Fianna Fáil Seanad Group Leader, Senator Catherine Ardagh has said that the Government must step up to the mark and do more to end the overreliance on prefabs in schools across the Capital.
Earlier this month Fianna Fáil revealed new information which shows that there has been a 30% increase in the use of prefabs in schools between 2015 and 2017.
The Dublin based Senator commented, “Over the past number of months, I have visited many primary and secondary schools on the south side of our city where students are being taught in sub-standard, poor quality prefabs.
“A significant number of the prefab facilities I’ve come to witness have issues around dampness, inadequate heating, poor toilet facilities and even vermin. In this day and age it is simply not acceptable to put up with these conditions which are dangerous for staff and pupils.

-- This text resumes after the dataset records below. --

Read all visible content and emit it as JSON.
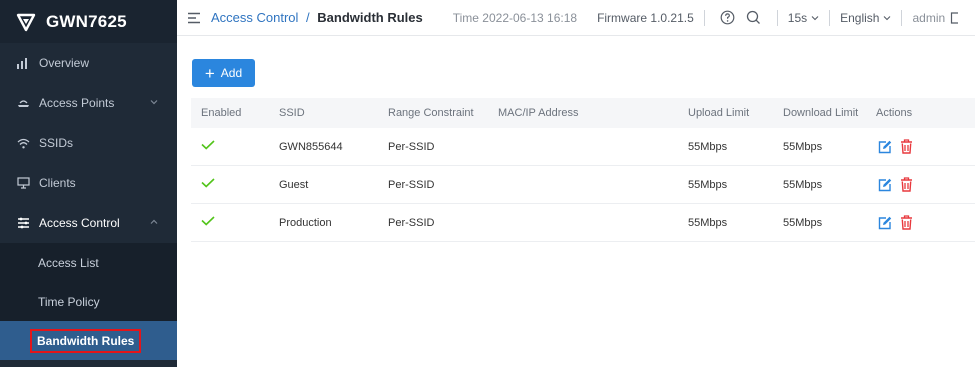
{
  "brand": {
    "name": "GWN7625"
  },
  "sidebar": {
    "items": [
      {
        "label": "Overview",
        "icon": "bar-chart-icon"
      },
      {
        "label": "Access Points",
        "icon": "access-point-icon"
      },
      {
        "label": "SSIDs",
        "icon": "wifi-icon"
      },
      {
        "label": "Clients",
        "icon": "clients-icon"
      },
      {
        "label": "Access Control",
        "icon": "access-control-icon"
      }
    ],
    "sub_items": [
      {
        "label": "Access List"
      },
      {
        "label": "Time Policy"
      },
      {
        "label": "Bandwidth Rules"
      }
    ]
  },
  "header": {
    "breadcrumb_parent": "Access Control",
    "breadcrumb_sep": "/",
    "breadcrumb_current": "Bandwidth Rules",
    "time": "Time 2022-06-13 16:18",
    "firmware": "Firmware 1.0.21.5",
    "refresh": "15s",
    "language": "English",
    "user": "admin"
  },
  "main": {
    "add_label": "Add",
    "columns": [
      "Enabled",
      "SSID",
      "Range Constraint",
      "MAC/IP Address",
      "Upload Limit",
      "Download Limit",
      "Actions"
    ],
    "rows": [
      {
        "ssid": "GWN855644",
        "range": "Per-SSID",
        "mac": "",
        "upload": "55Mbps",
        "download": "55Mbps"
      },
      {
        "ssid": "Guest",
        "range": "Per-SSID",
        "mac": "",
        "upload": "55Mbps",
        "download": "55Mbps"
      },
      {
        "ssid": "Production",
        "range": "Per-SSID",
        "mac": "",
        "upload": "55Mbps",
        "download": "55Mbps"
      }
    ]
  },
  "colors": {
    "accent": "#2b86de",
    "sidebar_bg": "#1f2a37",
    "selected_bg": "#2f5d8e",
    "enabled_green": "#52c41a",
    "delete_red": "#e8383d",
    "highlight_red": "#e3151a"
  }
}
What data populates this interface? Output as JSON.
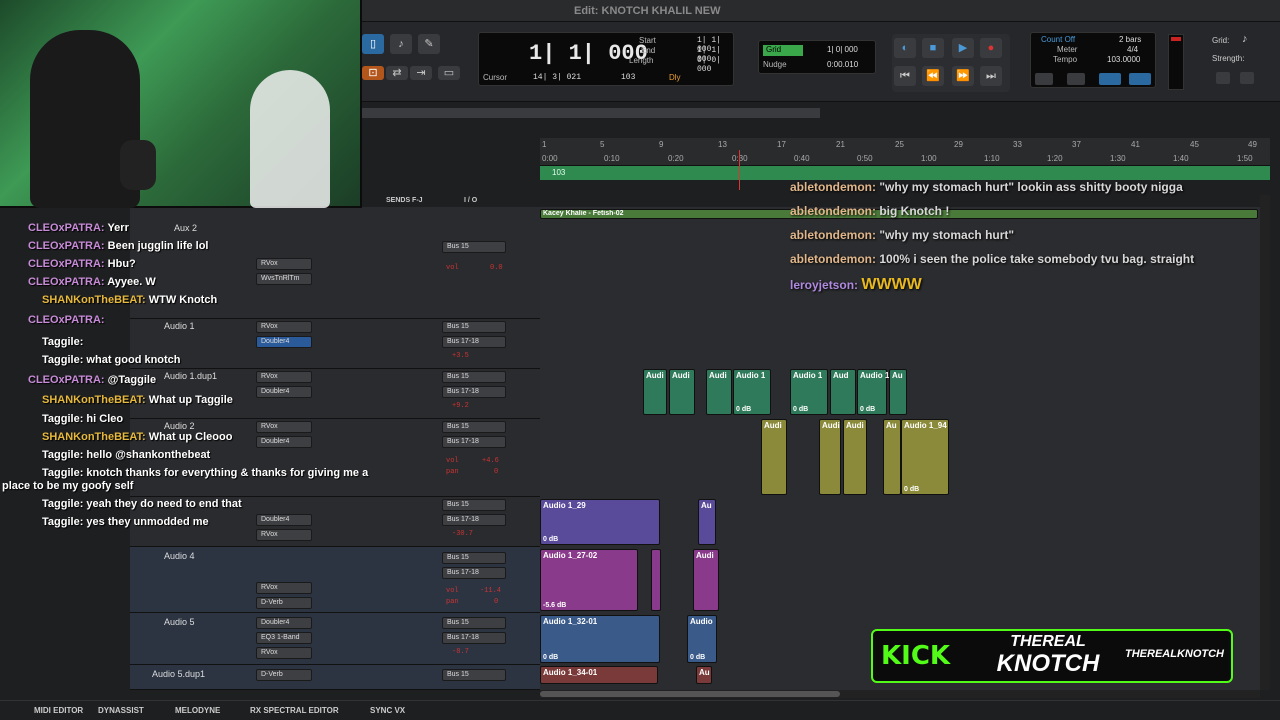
{
  "window": {
    "title": "Edit: KNOTCH KHALIL NEW"
  },
  "counter": {
    "main": "1| 1| 000",
    "start_label": "Start",
    "end_label": "End",
    "length_label": "Length",
    "start": "1| 1| 000",
    "end": "1| 1| 000",
    "length": "0| 0| 000",
    "cursor_label": "Cursor",
    "cursor": "14| 3| 021",
    "tempo": "103",
    "dly": "Dly"
  },
  "grid": {
    "grid_label": "Grid",
    "grid_value": "1| 0| 000",
    "nudge_label": "Nudge",
    "nudge_value": "0:00.010"
  },
  "meter": {
    "count_off": "Count Off",
    "bars": "2 bars",
    "meter_label": "Meter",
    "meter_value": "4/4",
    "tempo_label": "Tempo",
    "tempo_value": "103.0000"
  },
  "gridstrength": {
    "grid": "Grid:",
    "strength": "Strength:"
  },
  "ruler": {
    "bars": [
      "1",
      "5",
      "9",
      "13",
      "17",
      "21",
      "25",
      "29",
      "33",
      "37",
      "41",
      "45",
      "49"
    ],
    "times": [
      "0:00",
      "0:10",
      "0:20",
      "0:30",
      "0:40",
      "0:50",
      "1:00",
      "1:10",
      "1:20",
      "1:30",
      "1:40",
      "1:50"
    ],
    "tempo_marker": "103"
  },
  "columns": {
    "sends": "SENDS F-J",
    "io": "I / O"
  },
  "tracks": [
    {
      "name": "Aux 2",
      "insert1": "RVox",
      "insert2": "WvsTnRlTm",
      "bus": "Bus 15",
      "vol": "vol",
      "volval": "0.0"
    },
    {
      "name": "Audio 1",
      "insert1": "RVox",
      "insert2": "Doubler4",
      "bus": "Bus 15",
      "bus2": "Bus 17-18",
      "volval": "+3.5"
    },
    {
      "name": "Audio 1.dup1",
      "insert1": "RVox",
      "insert2": "Doubler4",
      "bus": "Bus 15",
      "bus2": "Bus 17-18",
      "volval": "+9.2"
    },
    {
      "name": "Audio 2",
      "insert1": "RVox",
      "insert2": "Doubler4",
      "bus": "Bus 15",
      "bus2": "Bus 17-18",
      "vol": "vol",
      "volval": "+4.6",
      "pan": "pan",
      "panval": "0"
    },
    {
      "name": "Audio 3",
      "insert1": "Doubler4",
      "insert2": "RVox",
      "bus": "Bus 15",
      "bus2": "Bus 17-18",
      "volval": "-30.7",
      "panval": "0"
    },
    {
      "name": "Audio 4",
      "insert1": "RVox",
      "insert2": "D-Verb",
      "bus": "Bus 15",
      "bus2": "Bus 17-18",
      "vol": "vol",
      "volval": "-11.4",
      "pan": "pan",
      "panval": "0"
    },
    {
      "name": "Audio 5",
      "insert1": "Doubler4",
      "insert2": "EQ3 1-Band",
      "insert3": "RVox",
      "bus": "Bus 15",
      "bus2": "Bus 17-18",
      "volval": "-8.7",
      "panval": "0"
    },
    {
      "name": "Audio 5.dup1",
      "insert1": "D-Verb",
      "bus": "Bus 15"
    }
  ],
  "clips": {
    "top_clip": "Kacey Khalie - Fetish-02",
    "audio_1_29": "Audio 1_29",
    "audio_1_27": "Audio 1_27-02",
    "audio_1_32": "Audio 1_32-01",
    "audio_1_34": "Audio 1_34-01",
    "audio_1_94": "Audio 1_94",
    "audio_1": "Audio 1",
    "audio_short": "Audi",
    "aud": "Aud",
    "au": "Au",
    "audio": "Audio",
    "db0": "0 dB",
    "db56": "-5.6 dB"
  },
  "bottom": {
    "items": [
      "MIDI EDITOR",
      "DYNASSIST",
      "MELODYNE",
      "RX SPECTRAL EDITOR",
      "SYNC VX"
    ]
  },
  "chat_left": [
    {
      "user": "CLEOxPATRA:",
      "msg": "Yerr"
    },
    {
      "user": "CLEOxPATRA:",
      "msg": "Been jugglin life lol"
    },
    {
      "user": "CLEOxPATRA:",
      "msg": "Hbu?"
    },
    {
      "user": "CLEOxPATRA:",
      "msg": "Ayyee. W"
    },
    {
      "user": "SHANKonTheBEAT:",
      "msg": "WTW Knotch"
    },
    {
      "user": "CLEOxPATRA:",
      "msg": ""
    },
    {
      "user": "Taggile:",
      "msg": ""
    },
    {
      "user": "Taggile:",
      "msg": "what good knotch"
    },
    {
      "user": "CLEOxPATRA:",
      "msg": "@Taggile"
    },
    {
      "user": "SHANKonTheBEAT:",
      "msg": "What up Taggile"
    },
    {
      "user": "Taggile:",
      "msg": "hi Cleo"
    },
    {
      "user": "SHANKonTheBEAT:",
      "msg": "What up Cleooo"
    },
    {
      "user": "Taggile:",
      "msg": "hello @shankonthebeat"
    },
    {
      "user": "Taggile:",
      "msg": "knotch thanks for everything & thanks for giving me a"
    },
    {
      "user": "",
      "msg": "place to be my goofy self"
    },
    {
      "user": "Taggile:",
      "msg": "yeah they do need to end that"
    },
    {
      "user": "Taggile:",
      "msg": "yes they unmodded me"
    }
  ],
  "chat_right": [
    {
      "user": "abletondemon:",
      "msg": "\"why my stomach hurt\" lookin ass shitty booty nigga"
    },
    {
      "user": "abletondemon:",
      "msg": "big Knotch !"
    },
    {
      "user": "abletondemon:",
      "msg": "\"why my stomach hurt\""
    },
    {
      "user": "abletondemon:",
      "msg": "100% i seen the police take somebody tvu bag. straight"
    },
    {
      "user": "leroyjetson:",
      "msg": "WWWW"
    }
  ],
  "kick": {
    "brand": "KICK",
    "line1": "THEREAL",
    "line2": "KNOTCH",
    "handle": "THEREALKNOTCH"
  },
  "colors": {
    "kick_green": "#53fc18",
    "clip_green": "#3a7a5a",
    "clip_yellow": "#8a8a3a",
    "clip_purple": "#5a4a9a",
    "clip_magenta": "#8a3a8a",
    "clip_blue": "#3a5a8a"
  }
}
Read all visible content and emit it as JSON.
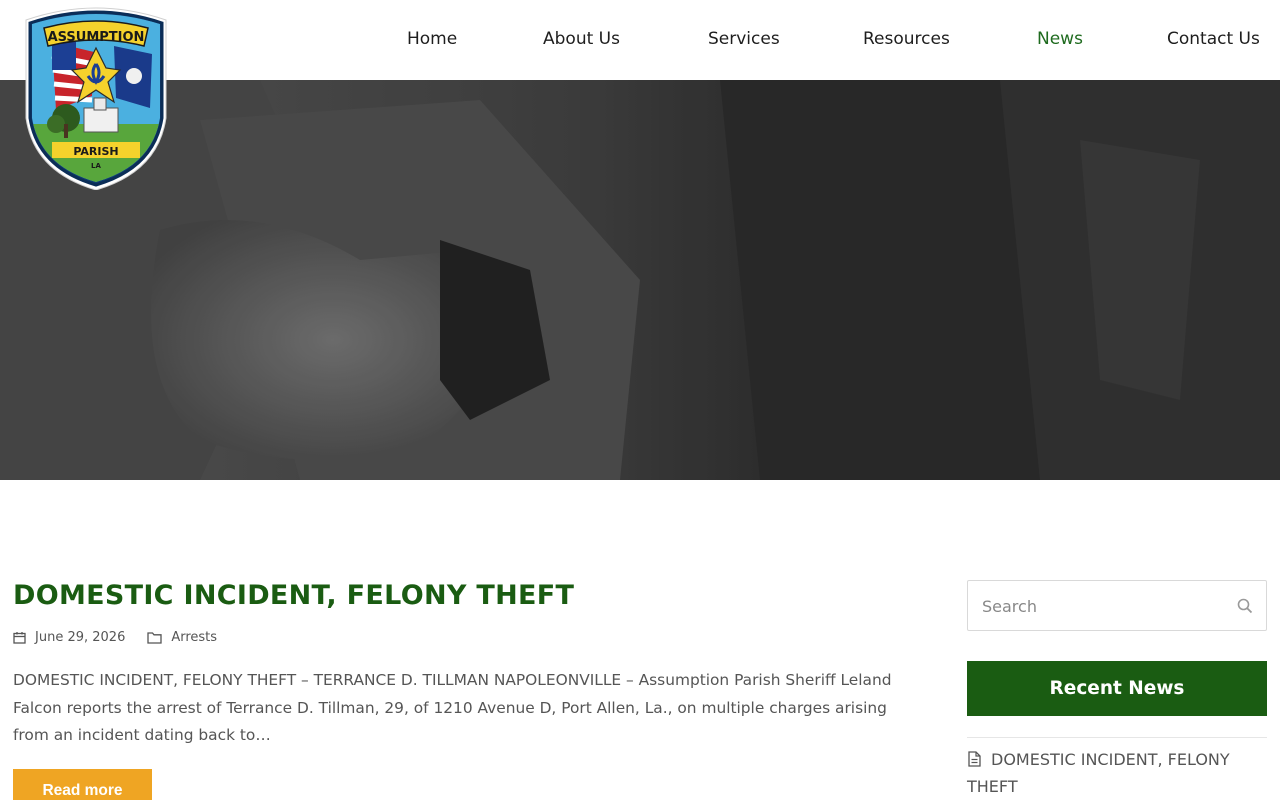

“Far from reducing the State’s reliance of prefabs, Fine Gael is actually increasing their use, and it’s down to a simple fact: Fine Gael slashed investment in capital infrastructure projects after 2011 and we are now playing catch up.
“It is abundantly clear from speaking with principals and staff locally that the school building programme is not keeping up with demand for places in the South Inner City.
“On Friday last, the Government were quick to publicise plans to build over 40 new schools to deal with demographic growth. Sadly, it’s of little surprise that the educational needs of D8 and D12 communities were ignored under this latest plan.
“The Government weren’t shouting about was its ill-considered decision to delay the delivery of much needed extensions or refurbishments to schools in our area that are relying on prefabs for extra capacity. Some of the most vulnerable children, who already struggle in difficult home environments, are now falling behind by being educated in these sub-standard conditions.
Senator Ardagh concluded, “The Minister needs to accept that his capital budget is insufficient for the job at hand. Not only has it resulted in a huge increase in prefabs in Dublin South Central schools, but the five year capital plan is grossly delayed and many projects repeatedly promised before it was published have not even begun.”